= Beginning of Section =

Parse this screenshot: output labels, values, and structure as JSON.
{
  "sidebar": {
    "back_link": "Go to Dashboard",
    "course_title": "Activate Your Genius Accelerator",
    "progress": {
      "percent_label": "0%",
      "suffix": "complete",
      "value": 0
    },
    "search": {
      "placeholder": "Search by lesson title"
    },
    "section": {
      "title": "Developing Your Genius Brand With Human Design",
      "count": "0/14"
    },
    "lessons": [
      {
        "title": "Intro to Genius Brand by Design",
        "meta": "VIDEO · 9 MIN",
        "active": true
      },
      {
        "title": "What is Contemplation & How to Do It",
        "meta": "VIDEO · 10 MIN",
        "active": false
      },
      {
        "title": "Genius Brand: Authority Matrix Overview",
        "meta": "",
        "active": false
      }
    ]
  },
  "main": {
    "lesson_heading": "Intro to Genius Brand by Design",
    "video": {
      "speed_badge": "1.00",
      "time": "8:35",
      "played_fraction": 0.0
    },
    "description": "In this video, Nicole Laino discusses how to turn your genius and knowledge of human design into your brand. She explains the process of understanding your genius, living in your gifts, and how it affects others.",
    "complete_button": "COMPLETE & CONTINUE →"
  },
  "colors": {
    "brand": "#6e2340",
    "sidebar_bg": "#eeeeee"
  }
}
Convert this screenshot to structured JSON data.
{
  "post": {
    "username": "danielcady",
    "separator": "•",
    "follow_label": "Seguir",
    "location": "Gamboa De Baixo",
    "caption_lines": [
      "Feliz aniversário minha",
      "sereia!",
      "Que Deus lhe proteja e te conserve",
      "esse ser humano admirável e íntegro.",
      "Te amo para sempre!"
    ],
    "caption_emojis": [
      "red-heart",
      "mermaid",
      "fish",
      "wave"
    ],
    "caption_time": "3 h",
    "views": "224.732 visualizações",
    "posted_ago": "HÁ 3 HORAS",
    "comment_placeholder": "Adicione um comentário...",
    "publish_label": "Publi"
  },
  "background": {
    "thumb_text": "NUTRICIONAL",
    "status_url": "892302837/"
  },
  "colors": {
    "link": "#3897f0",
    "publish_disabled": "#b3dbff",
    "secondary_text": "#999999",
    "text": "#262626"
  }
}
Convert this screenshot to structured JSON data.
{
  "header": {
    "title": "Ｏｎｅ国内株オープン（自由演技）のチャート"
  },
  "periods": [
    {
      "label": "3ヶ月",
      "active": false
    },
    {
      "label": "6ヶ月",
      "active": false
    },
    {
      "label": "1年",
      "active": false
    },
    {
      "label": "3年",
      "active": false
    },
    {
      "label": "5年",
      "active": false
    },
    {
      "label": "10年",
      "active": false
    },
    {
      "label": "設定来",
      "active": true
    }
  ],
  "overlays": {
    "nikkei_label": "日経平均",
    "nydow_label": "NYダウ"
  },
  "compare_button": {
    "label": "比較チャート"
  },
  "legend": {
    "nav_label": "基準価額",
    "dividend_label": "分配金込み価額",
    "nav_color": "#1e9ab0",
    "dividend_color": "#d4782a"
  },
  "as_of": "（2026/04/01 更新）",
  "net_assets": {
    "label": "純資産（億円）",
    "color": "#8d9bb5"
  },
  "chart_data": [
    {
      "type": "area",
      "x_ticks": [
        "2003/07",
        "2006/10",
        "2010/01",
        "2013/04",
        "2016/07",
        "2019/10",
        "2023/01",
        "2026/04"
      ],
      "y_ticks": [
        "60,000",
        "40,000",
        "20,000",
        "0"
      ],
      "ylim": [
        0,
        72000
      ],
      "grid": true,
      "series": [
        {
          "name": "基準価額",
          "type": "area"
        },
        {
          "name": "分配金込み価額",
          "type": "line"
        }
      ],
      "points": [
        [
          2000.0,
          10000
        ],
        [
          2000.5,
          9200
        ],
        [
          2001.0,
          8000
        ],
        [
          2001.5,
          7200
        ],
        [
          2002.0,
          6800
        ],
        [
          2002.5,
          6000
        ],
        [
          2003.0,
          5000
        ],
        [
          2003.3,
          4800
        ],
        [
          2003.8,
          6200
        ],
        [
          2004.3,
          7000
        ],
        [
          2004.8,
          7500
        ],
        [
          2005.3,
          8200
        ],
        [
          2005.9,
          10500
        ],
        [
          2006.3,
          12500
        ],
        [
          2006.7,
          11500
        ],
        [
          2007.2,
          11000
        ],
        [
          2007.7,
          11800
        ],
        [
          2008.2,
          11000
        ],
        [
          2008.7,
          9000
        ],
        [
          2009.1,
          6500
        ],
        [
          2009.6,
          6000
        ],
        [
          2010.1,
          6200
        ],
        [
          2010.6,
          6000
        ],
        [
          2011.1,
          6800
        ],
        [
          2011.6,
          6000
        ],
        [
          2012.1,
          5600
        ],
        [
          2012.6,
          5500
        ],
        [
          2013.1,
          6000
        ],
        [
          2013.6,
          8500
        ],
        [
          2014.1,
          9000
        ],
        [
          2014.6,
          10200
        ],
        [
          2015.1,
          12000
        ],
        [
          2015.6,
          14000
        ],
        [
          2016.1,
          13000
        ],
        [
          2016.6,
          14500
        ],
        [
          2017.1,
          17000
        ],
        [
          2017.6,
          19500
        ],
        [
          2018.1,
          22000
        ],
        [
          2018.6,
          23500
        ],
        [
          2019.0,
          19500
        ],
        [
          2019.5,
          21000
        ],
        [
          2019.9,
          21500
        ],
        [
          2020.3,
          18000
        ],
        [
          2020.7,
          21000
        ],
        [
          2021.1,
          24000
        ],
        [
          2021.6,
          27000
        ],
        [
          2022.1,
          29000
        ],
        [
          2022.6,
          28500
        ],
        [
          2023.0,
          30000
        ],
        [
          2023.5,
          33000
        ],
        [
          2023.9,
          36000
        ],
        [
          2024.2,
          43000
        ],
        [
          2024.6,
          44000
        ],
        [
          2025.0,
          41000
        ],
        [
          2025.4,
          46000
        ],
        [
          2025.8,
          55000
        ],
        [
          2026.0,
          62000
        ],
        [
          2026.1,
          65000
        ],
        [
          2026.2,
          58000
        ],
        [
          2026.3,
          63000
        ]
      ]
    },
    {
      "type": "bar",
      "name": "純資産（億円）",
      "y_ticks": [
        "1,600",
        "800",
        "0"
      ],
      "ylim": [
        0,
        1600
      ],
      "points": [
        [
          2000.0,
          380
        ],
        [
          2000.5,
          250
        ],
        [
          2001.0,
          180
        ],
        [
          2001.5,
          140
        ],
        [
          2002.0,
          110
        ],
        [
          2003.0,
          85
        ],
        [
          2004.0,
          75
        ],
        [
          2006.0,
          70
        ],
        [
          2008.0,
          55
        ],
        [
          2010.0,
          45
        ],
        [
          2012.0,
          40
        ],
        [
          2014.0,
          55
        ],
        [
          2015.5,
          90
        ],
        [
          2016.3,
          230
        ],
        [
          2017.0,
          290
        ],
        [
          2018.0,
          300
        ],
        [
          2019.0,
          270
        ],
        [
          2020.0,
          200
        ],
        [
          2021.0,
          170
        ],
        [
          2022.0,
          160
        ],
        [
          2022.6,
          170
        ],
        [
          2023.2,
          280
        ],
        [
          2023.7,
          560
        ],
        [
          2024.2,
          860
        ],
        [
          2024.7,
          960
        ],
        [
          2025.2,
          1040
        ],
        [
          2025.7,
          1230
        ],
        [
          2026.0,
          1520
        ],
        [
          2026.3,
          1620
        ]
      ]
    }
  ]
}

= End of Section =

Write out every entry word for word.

Answer to this exercise
Parse this screenshot: output labels, values, and structure as JSON.
{
  "sidebar": {
    "back_link": "Go to Dashboard",
    "course_title": "Activate Your Genius Accelerator",
    "progress": {
      "percent_label": "0%",
      "suffix": "complete",
      "value": 0
    },
    "search": {
      "placeholder": "Search by lesson title"
    },
    "section": {
      "title": "Developing Your Genius Brand With Human Design",
      "count": "0/14"
    },
    "lessons": [
      {
        "title": "Intro to Genius Brand by Design",
        "meta": "VIDEO · 9 MIN",
        "active": true
      },
      {
        "title": "What is Contemplation & How to Do It",
        "meta": "VIDEO · 10 MIN",
        "active": false
      },
      {
        "title": "Genius Brand: Authority Matrix Overview",
        "meta": "",
        "active": false
      }
    ]
  },
  "main": {
    "lesson_heading": "Intro to Genius Brand by Design",
    "video": {
      "speed_badge": "1.00",
      "time": "8:35",
      "played_fraction": 0.0
    },
    "description": "In this video, Nicole Laino discusses how to turn your genius and knowledge of human design into your brand. She explains the process of understanding your genius, living in your gifts, and how it affects others.",
    "complete_button": "COMPLETE & CONTINUE →"
  },
  "colors": {
    "brand": "#6e2340",
    "sidebar_bg": "#eeeeee"
  }
}
Convert this screenshot to structured JSON data.
{
  "post": {
    "username": "danielcady",
    "separator": "•",
    "follow_label": "Seguir",
    "location": "Gamboa De Baixo",
    "caption_lines": [
      "Feliz aniversário minha",
      "sereia!",
      "Que Deus lhe proteja e te conserve",
      "esse ser humano admirável e íntegro.",
      "Te amo para sempre!"
    ],
    "caption_emojis": [
      "red-heart",
      "mermaid",
      "fish",
      "wave"
    ],
    "caption_time": "3 h",
    "views": "224.732 visualizações",
    "posted_ago": "HÁ 3 HORAS",
    "comment_placeholder": "Adicione um comentário...",
    "publish_label": "Publi"
  },
  "background": {
    "thumb_text": "NUTRICIONAL",
    "status_url": "892302837/"
  },
  "colors": {
    "link": "#3897f0",
    "publish_disabled": "#b3dbff",
    "secondary_text": "#999999",
    "text": "#262626"
  }
}
Convert this screenshot to structured JSON data.
{
  "header": {
    "title": "Ｏｎｅ国内株オープン（自由演技）のチャート"
  },
  "periods": [
    {
      "label": "3ヶ月",
      "active": false
    },
    {
      "label": "6ヶ月",
      "active": false
    },
    {
      "label": "1年",
      "active": false
    },
    {
      "label": "3年",
      "active": false
    },
    {
      "label": "5年",
      "active": false
    },
    {
      "label": "10年",
      "active": false
    },
    {
      "label": "設定来",
      "active": true
    }
  ],
  "overlays": {
    "nikkei_label": "日経平均",
    "nydow_label": "NYダウ"
  },
  "compare_button": {
    "label": "比較チャート"
  },
  "legend": {
    "nav_label": "基準価額",
    "dividend_label": "分配金込み価額",
    "nav_color": "#1e9ab0",
    "dividend_color": "#d4782a"
  },
  "as_of": "（2026/04/01 更新）",
  "net_assets": {
    "label": "純資産（億円）",
    "color": "#8d9bb5"
  },
  "chart_data": [
    {
      "type": "area",
      "x_ticks": [
        "2003/07",
        "2006/10",
        "2010/01",
        "2013/04",
        "2016/07",
        "2019/10",
        "2023/01",
        "2026/04"
      ],
      "y_ticks": [
        "60,000",
        "40,000",
        "20,000",
        "0"
      ],
      "ylim": [
        0,
        72000
      ],
      "grid": true,
      "series": [
        {
          "name": "基準価額",
          "type": "area"
        },
        {
          "name": "分配金込み価額",
          "type": "line"
        }
      ],
      "points": [
        [
          2000.0,
          10000
        ],
        [
          2000.5,
          9200
        ],
        [
          2001.0,
          8000
        ],
        [
          2001.5,
          7200
        ],
        [
          2002.0,
          6800
        ],
        [
          2002.5,
          6000
        ],
        [
          2003.0,
          5000
        ],
        [
          2003.3,
          4800
        ],
        [
          2003.8,
          6200
        ],
        [
          2004.3,
          7000
        ],
        [
          2004.8,
          7500
        ],
        [
          2005.3,
          8200
        ],
        [
          2005.9,
          10500
        ],
        [
          2006.3,
          12500
        ],
        [
          2006.7,
          11500
        ],
        [
          2007.2,
          11000
        ],
        [
          2007.7,
          11800
        ],
        [
          2008.2,
          11000
        ],
        [
          2008.7,
          9000
        ],
        [
          2009.1,
          6500
        ],
        [
          2009.6,
          6000
        ],
        [
          2010.1,
          6200
        ],
        [
          2010.6,
          6000
        ],
        [
          2011.1,
          6800
        ],
        [
          2011.6,
          6000
        ],
        [
          2012.1,
          5600
        ],
        [
          2012.6,
          5500
        ],
        [
          2013.1,
          6000
        ],
        [
          2013.6,
          8500
        ],
        [
          2014.1,
          9000
        ],
        [
          2014.6,
          10200
        ],
        [
          2015.1,
          12000
        ],
        [
          2015.6,
          14000
        ],
        [
          2016.1,
          13000
        ],
        [
          2016.6,
          14500
        ],
        [
          2017.1,
          17000
        ],
        [
          2017.6,
          19500
        ],
        [
          2018.1,
          22000
        ],
        [
          2018.6,
          23500
        ],
        [
          2019.0,
          19500
        ],
        [
          2019.5,
          21000
        ],
        [
          2019.9,
          21500
        ],
        [
          2020.3,
          18000
        ],
        [
          2020.7,
          21000
        ],
        [
          2021.1,
          24000
        ],
        [
          2021.6,
          27000
        ],
        [
          2022.1,
          29000
        ],
        [
          2022.6,
          28500
        ],
        [
          2023.0,
          30000
        ],
        [
          2023.5,
          33000
        ],
        [
          2023.9,
          36000
        ],
        [
          2024.2,
          43000
        ],
        [
          2024.6,
          44000
        ],
        [
          2025.0,
          41000
        ],
        [
          2025.4,
          46000
        ],
        [
          2025.8,
          55000
        ],
        [
          2026.0,
          62000
        ],
        [
          2026.1,
          65000
        ],
        [
          2026.2,
          58000
        ],
        [
          2026.3,
          63000
        ]
      ]
    },
    {
      "type": "bar",
      "name": "純資産（億円）",
      "y_ticks": [
        "1,600",
        "800",
        "0"
      ],
      "ylim": [
        0,
        1600
      ],
      "points": [
        [
          2000.0,
          380
        ],
        [
          2000.5,
          250
        ],
        [
          2001.0,
          180
        ],
        [
          2001.5,
          140
        ],
        [
          2002.0,
          110
        ],
        [
          2003.0,
          85
        ],
        [
          2004.0,
          75
        ],
        [
          2006.0,
          70
        ],
        [
          2008.0,
          55
        ],
        [
          2010.0,
          45
        ],
        [
          2012.0,
          40
        ],
        [
          2014.0,
          55
        ],
        [
          2015.5,
          90
        ],
        [
          2016.3,
          230
        ],
        [
          2017.0,
          290
        ],
        [
          2018.0,
          300
        ],
        [
          2019.0,
          270
        ],
        [
          2020.0,
          200
        ],
        [
          2021.0,
          170
        ],
        [
          2022.0,
          160
        ],
        [
          2022.6,
          170
        ],
        [
          2023.2,
          280
        ],
        [
          2023.7,
          560
        ],
        [
          2024.2,
          860
        ],
        [
          2024.7,
          960
        ],
        [
          2025.2,
          1040
        ],
        [
          2025.7,
          1230
        ],
        [
          2026.0,
          1520
        ],
        [
          2026.3,
          1620
        ]
      ]
    }
  ]
}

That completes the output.